Many small animals live closely with humans. But some species, like mice and moles, can become problematic. These species are usually considered pests as they interfere with social activities, economic well-being, and agriculture (1).
One animal which does not live harmoniously with people is the mole. Moles are considered pests because they cause economic loss, increase the invasion of other pest species, and have dire consequences for agriculture (2).
The reason moles have such devastating consequences for people worldwide is that they are a “tunneling” species. Moles can tunnel across lawns, bowling greens, golf courses, cricket greens, gardens, and crop fields. While they do this, they throw up mounds, also known as molehills. In addition to impacting people’s livelihoods, molehills are aesthetically unattractive and a nuisance (3).
As a result, moles have become a well-known pest species, with many resources dedicated to their impact and controlling their spread. But what are moles? How can you get rid of them? Is there a way to control them without impacting other species or the environment?
What Are Ground Moles?
Moles are small mammals which spend the majority of their life underground. They tend to be distinguishable by their short, stout front legs, ending with rounded forefeet with “palms” facing outwards. Their feet are paddle-like and have nails that allow them to move freely through the soil (4).

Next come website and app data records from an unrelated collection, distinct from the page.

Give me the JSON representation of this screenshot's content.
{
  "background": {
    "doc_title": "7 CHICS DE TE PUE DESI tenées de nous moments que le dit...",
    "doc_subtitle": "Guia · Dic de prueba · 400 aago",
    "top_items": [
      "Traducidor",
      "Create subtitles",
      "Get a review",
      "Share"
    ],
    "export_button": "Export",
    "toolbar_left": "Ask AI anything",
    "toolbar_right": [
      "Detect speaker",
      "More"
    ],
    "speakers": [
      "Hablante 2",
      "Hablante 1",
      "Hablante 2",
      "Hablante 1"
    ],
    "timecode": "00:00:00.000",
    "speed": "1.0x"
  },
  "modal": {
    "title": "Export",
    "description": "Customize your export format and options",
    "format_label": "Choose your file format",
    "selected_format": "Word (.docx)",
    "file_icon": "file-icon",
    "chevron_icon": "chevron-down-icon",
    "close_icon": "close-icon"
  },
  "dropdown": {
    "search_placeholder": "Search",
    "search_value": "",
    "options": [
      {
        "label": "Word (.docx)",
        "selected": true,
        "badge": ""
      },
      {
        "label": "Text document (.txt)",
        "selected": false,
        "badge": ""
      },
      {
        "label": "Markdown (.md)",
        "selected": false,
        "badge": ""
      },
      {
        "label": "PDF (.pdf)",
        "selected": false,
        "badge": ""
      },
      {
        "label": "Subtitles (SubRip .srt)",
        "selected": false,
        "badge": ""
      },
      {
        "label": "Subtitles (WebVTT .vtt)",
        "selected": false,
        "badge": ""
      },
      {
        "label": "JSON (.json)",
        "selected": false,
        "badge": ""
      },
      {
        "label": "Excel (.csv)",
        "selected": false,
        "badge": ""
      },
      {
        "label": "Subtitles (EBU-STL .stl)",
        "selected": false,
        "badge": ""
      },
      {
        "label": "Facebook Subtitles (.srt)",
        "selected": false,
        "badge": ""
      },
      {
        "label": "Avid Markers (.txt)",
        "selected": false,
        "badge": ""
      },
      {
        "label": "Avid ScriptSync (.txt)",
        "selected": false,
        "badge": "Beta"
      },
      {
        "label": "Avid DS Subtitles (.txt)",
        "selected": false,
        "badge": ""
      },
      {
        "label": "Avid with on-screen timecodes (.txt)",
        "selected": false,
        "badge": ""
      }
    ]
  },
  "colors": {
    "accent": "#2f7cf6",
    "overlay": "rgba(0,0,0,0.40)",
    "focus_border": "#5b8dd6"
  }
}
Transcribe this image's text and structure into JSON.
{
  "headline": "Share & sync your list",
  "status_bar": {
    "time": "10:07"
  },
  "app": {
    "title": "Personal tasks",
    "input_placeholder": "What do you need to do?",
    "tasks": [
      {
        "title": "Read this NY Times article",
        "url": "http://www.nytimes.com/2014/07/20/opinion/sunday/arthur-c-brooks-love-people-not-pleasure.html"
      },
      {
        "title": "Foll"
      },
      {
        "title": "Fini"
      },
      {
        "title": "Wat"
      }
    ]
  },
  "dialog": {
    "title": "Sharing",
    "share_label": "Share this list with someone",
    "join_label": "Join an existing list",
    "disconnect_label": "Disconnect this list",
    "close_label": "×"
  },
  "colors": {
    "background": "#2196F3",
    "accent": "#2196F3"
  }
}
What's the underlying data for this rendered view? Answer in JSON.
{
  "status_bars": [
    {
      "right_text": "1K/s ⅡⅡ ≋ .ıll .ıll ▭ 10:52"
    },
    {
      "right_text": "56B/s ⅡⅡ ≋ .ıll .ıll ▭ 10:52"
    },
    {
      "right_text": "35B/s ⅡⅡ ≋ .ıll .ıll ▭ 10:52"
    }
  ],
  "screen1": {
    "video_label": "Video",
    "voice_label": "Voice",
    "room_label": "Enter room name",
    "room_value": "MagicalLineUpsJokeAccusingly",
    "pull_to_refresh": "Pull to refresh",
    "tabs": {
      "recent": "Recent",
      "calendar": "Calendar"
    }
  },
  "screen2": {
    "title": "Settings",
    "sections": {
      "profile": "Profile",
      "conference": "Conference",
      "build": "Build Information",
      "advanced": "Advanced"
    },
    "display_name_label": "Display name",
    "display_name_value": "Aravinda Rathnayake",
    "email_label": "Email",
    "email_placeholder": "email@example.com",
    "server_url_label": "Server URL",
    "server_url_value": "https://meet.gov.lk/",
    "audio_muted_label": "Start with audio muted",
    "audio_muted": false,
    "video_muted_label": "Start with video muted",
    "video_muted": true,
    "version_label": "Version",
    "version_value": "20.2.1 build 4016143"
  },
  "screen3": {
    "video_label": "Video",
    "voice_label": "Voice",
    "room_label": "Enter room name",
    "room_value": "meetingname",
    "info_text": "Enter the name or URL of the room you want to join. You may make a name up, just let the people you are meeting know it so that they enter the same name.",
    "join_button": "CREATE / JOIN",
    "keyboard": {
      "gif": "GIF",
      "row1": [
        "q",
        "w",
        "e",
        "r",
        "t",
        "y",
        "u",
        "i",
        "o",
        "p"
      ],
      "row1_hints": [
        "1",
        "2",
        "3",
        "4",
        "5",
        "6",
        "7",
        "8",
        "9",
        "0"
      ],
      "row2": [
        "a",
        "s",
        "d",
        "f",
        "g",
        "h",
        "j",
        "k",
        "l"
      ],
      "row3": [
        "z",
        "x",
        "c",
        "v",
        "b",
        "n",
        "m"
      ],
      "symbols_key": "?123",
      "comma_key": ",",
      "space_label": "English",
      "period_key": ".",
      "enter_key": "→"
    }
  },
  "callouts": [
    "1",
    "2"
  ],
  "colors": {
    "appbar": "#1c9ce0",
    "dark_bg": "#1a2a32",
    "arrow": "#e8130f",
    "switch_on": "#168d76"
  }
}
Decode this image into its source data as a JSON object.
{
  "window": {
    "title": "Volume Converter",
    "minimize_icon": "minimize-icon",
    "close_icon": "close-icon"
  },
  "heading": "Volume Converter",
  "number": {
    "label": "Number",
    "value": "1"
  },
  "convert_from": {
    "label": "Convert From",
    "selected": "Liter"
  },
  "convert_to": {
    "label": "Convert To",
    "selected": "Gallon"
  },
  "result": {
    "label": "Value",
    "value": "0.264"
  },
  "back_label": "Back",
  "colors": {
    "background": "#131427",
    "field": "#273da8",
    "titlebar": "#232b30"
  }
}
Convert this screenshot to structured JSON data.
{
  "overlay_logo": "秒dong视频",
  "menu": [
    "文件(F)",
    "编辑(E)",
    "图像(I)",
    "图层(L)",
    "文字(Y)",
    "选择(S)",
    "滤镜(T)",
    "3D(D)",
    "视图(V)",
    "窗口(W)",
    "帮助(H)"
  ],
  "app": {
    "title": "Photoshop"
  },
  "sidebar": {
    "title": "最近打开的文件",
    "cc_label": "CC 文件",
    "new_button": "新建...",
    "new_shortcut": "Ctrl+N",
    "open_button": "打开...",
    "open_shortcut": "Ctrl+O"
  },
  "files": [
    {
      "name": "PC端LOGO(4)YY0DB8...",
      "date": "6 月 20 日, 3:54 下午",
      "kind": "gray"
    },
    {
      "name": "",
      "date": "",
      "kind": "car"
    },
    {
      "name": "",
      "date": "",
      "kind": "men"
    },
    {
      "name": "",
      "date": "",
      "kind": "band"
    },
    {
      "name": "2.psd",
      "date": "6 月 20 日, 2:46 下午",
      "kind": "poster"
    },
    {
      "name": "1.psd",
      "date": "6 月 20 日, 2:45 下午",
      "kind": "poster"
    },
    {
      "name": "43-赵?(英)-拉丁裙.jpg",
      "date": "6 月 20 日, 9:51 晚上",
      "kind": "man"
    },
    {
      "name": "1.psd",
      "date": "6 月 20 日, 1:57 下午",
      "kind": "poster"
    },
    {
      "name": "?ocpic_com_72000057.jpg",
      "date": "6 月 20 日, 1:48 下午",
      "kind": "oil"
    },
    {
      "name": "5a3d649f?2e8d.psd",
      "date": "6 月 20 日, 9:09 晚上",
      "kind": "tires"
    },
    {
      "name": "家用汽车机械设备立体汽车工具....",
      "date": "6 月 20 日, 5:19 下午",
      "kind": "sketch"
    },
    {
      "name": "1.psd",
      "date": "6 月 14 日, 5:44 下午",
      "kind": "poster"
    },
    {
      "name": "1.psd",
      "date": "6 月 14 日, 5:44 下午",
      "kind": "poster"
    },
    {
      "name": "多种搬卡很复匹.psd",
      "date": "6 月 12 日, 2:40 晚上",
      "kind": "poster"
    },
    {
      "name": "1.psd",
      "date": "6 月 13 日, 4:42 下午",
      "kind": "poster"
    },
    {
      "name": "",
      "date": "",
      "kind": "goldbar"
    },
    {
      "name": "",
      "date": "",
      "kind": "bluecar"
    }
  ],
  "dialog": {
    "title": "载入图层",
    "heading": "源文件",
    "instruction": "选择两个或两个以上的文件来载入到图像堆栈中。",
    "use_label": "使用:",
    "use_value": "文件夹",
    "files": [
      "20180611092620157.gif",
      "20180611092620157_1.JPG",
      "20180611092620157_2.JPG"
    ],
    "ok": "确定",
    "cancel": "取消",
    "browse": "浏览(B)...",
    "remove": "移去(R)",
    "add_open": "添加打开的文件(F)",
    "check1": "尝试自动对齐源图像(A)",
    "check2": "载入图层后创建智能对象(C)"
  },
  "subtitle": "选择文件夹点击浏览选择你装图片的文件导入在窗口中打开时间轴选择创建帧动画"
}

In addition to their distinguishable forelegs, they lack external ears and have incredibly small eyes. They cannot see well and can only differentiate between light and dark (5).
Moles like moist soil and construct extensive underground passageways or tunnels. They make large cavities to nest in underground. In addition to their nests remaining underground, they also tend to eat many insects that can be found in the soil, including snail larvae, spiders, earthworms, and white grubs (6).
Moles can consume up to 36 kilograms of earthworms per year. The time they spend foraging for food has dire economic impacts for farmers and are a nuisance for homeowners (7).
Moles breed once per year, having two to five young from March to May. The young remain in the nest for four weeks, at which point they can leave and fend for themselves. Generally, moles are only noticed when their tunneling activity impacts lawns, fields, and gardens (8).
How Do You Get Rid Of Moles?
There are four practical ways to get rid of moles. These are insecticides, toxicants, fumigants/deterrents, and traps.1. Insecticides
Removing the primary food source of moles is one way to get rid of them. For example, one of their favorite insect species in the USA is white grubs. White grubs overwinter in the soil and come up to the surface in the spring.
Applying insecticides to the area when white grubs are maturing is one way to kill off the moles’ food sources. By controlling their food supply, you may be able to make them leave. However, before leaving, moles may increase their digging to find food, so you may end up with more damage before you have less (9).
Toxic bait can be used to control moles, but this method may not be the most efficient way.
Many toxic baits deliver the toxicant through grain, seeds, or nuts, which is a food moles do not typically eat. The other problem with toxic bait is the high chance it can kill animals you are not targeting. This problem is known as a secondary kill This is particularly troublesome as protected animals, such as endangered birds, can eat the bait (10).
3. Fumigants And Deterants
Another way to control moles is through fumigation. This is where toxic gas cartridges are used to deliver a lethal dose of a toxic substance. However, most of the time, this does not work well as the moles tunneling systems are typically too long and porous for gas to be effective (11).
This is where EcoClear’s MoleX™ comes in.
Using naturally derived ingredients, MoleX™ can continuously and humanely stress the moles using smell. As it is in pellet form, it can apply chronic olfactory stress to the moles, which can be easily replenished every 14 days or until your moles are gone.
Trapping is the most popular and safest method of controlling moles. In addition to being effective, it completely minimizes secondary killing and is safer for the environment (13).
Trapping also produces carcasses that can generate an economic benefit through fur sale or its use for laboratory and biological experiments and analysis (14, 15). Trapping, however, is not for the faint-hearted.
The Bottom Line
Moles are a species well-known for causing havoc through tunneling and the creation of molehills. While not able to see or hear, this small mammal causes a significant financial burden across the world.
Several methods of getting rid of these pests include trapping, insecticides, toxicants, and deterrents.EcoClear’s MoleX™ is an eco-friendly deterrent safe for you and the moles, helping them leave your yard for good.